Jesse Walker Johnstun (1820-1860)

Autobiography of Jesse Walker Johnstun (1820-1860)
LDS Church History Library, MS 13575

“Personal history of Jesse Walker Johnstun written 22 April 1857 at Parley’s Park

The geniology of Jesse Walker Johnstun the son of James an Amity Johnstun was born January the 21st 1820 in the township of Rushcreek, County of Perry and State of Ohio.

My father immigrated to Ohio from the State of Pensylvany in 1810, where he died in 1829 in June after an illness of seven years of consumption and left my mother and 7 children the most of us had to leave home and go amongst strangers and remained from the most of the time until 1838.

During this time I had lerned the cabinet trade. In march 1838 my oldest brother came to see me. I was living in Circlevill, Picketway Co., Ohio. My mother resided in New Baltimore, Fairfield Co., Ohio. My brother George G. Johnstun informed me that four of the family had been baptised into the Church of Jesus Christ of Later Day Saints and was making preparations to go to Far West, County of Caldwell, State of Mourie (Missouri).
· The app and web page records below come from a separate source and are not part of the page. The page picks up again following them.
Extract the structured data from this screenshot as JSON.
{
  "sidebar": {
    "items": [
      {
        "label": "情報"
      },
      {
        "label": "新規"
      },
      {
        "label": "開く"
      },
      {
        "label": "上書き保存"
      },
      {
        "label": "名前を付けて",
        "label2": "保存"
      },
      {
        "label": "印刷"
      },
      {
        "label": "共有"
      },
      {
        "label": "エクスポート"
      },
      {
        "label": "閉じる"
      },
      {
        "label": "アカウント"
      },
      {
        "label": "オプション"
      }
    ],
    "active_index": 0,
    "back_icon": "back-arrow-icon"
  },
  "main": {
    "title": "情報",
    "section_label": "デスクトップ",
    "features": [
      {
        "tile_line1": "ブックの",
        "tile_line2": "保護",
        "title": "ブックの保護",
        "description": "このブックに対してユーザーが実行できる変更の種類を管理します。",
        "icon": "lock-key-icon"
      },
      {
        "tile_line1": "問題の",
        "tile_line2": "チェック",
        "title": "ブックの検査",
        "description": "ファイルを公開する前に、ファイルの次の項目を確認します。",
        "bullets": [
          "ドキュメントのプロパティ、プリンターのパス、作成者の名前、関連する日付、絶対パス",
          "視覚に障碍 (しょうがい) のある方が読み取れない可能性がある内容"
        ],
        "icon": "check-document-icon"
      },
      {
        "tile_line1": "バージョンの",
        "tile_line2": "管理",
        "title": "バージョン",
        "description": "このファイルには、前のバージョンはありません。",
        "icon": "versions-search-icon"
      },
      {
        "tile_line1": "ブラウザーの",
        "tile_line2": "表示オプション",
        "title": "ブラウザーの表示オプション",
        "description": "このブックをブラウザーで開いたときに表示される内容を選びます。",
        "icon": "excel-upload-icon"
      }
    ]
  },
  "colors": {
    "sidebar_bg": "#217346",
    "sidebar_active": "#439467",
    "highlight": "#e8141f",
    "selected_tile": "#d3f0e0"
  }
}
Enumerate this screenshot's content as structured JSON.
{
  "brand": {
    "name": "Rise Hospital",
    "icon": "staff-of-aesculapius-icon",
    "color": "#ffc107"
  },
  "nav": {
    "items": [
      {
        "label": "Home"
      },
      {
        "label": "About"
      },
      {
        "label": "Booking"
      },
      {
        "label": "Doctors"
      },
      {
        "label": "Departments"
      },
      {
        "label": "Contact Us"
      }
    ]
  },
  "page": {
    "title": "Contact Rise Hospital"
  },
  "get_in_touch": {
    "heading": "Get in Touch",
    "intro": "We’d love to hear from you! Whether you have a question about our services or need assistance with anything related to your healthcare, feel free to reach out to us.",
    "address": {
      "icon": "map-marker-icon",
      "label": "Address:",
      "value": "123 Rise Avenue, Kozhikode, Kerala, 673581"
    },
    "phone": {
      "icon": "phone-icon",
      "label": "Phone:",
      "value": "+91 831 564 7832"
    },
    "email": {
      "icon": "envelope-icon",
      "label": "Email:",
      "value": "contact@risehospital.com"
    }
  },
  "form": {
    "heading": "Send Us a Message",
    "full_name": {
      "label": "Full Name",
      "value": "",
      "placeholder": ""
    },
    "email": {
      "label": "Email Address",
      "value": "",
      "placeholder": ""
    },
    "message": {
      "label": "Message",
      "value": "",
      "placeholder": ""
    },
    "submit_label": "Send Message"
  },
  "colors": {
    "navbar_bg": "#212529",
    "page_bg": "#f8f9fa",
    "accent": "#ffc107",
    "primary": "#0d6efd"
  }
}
I went home with him and there was 2 Elders from Kirtland by the name of Milton Stow and Elias F. Wells. Stow had his family with him. Wells was a young man. I heard them preach a few times. I received the word with joy and on the third of April 1838 I was baptized by Milton Stow and confirmed by Stow and Wells. We sold our possessions and got a team and outfit for Far West. We took a small family with us and bore their expences. The man’s name was John Fowler, his wife and three children.

When we got to Columbus we fell in with Alexander Cudman and Truman O. Angel and their families. Elias F. Wells drove our team as my older brother had gone to Geogy (?) Co., Ohio with Milton Stow. Brother Wells was made President of the Camp. We all arrived safe in Far West on the 13 day of August 1838. Joseph came the next day from____? Black from making a treaty of peace with the citisons of Davis Co.

I went to work for Isack Morley who was counselor to Bishop Partridge and also Patriarch. I remained in his service until I was called upon to take up arms in defence of my brethren and my religion. Father Trilion was our captain. I was in his service until we were sent to Snodgrasses Mill to guard it. Then I remained under command of Alton Tuly and John Murdock as guard until the morning of the 29th of October when I was sent to Log Creek with Aron Daniels to bring a cow to the milk. We were taken prisoners by a company of Jackson Co. Mob Militia. We were brought to the Main Camp and a strong guard plasd over us. There I remained until the next night when I was called upon with eleven men to carry up the body of one of our company by the name of Cary who had his head mashed in by one who was called Montgummery when we was led over Goos Creek

General Lucius addressed us in the following manner: “Gentlemen I advise you to disperce through the Country and live as other men do for your city will be rushed tomorrow. As for your leaders you will never see them again for their doom is fixed their die is cast and death is inevetible their portion for they are to be shot tomorrow morning at eight o’clock. He then dismissed us.

We went to Fare West, my friends rejoiced to see me again but my hart was sad for the things I saw was it going to come on us, our Beloved prophet and leaders prissoners in the midst of the Demons of hell and sentenced to be shot. I know what it was for I had just came from there when they brought into the camp I could not compare it, their yelling to nothing but yelings of the damned. For further particulars see the persecution of the Saints; for I shared in it all.

We removed to Quinsy, Adams Co., Ill. Where I resided until the spring of 1842 when I went to Massidonia and on the 10th of April when I went to Nauvoo with Samuel Croggins and was ordained an Elder under the hands of Jesse Baker and started on a mission to Indiania the next morning. We preached in every settlement until we got to Crawfordsville, Ind. There we remained and preached in the country around there 2 months. We then returned home.

No more of importance until the 16 of July 1846 when I enlisted in the Mormon Betalion and I was detached with those that came to the valley on 28 July 1847 and returned with the hors teams to the States. Went to St. Joseph, Buchanan Co. Mo. Where I married Betsy Ann Snyder, daughter of Samuel and Henrietta M. Snyder. Emigrated to the valley in 1849 in company with him in whose service I am at preassant.

To close I bare my testimony that I know that God in the last days has spoken from the heavens and called his servants Joseph and Brigham and Heber and many others.

I have tried to type this as it was written by Darrel Toones great-grandfather, Jesse Walker Johnstun in 1857.

Mildred F. Toone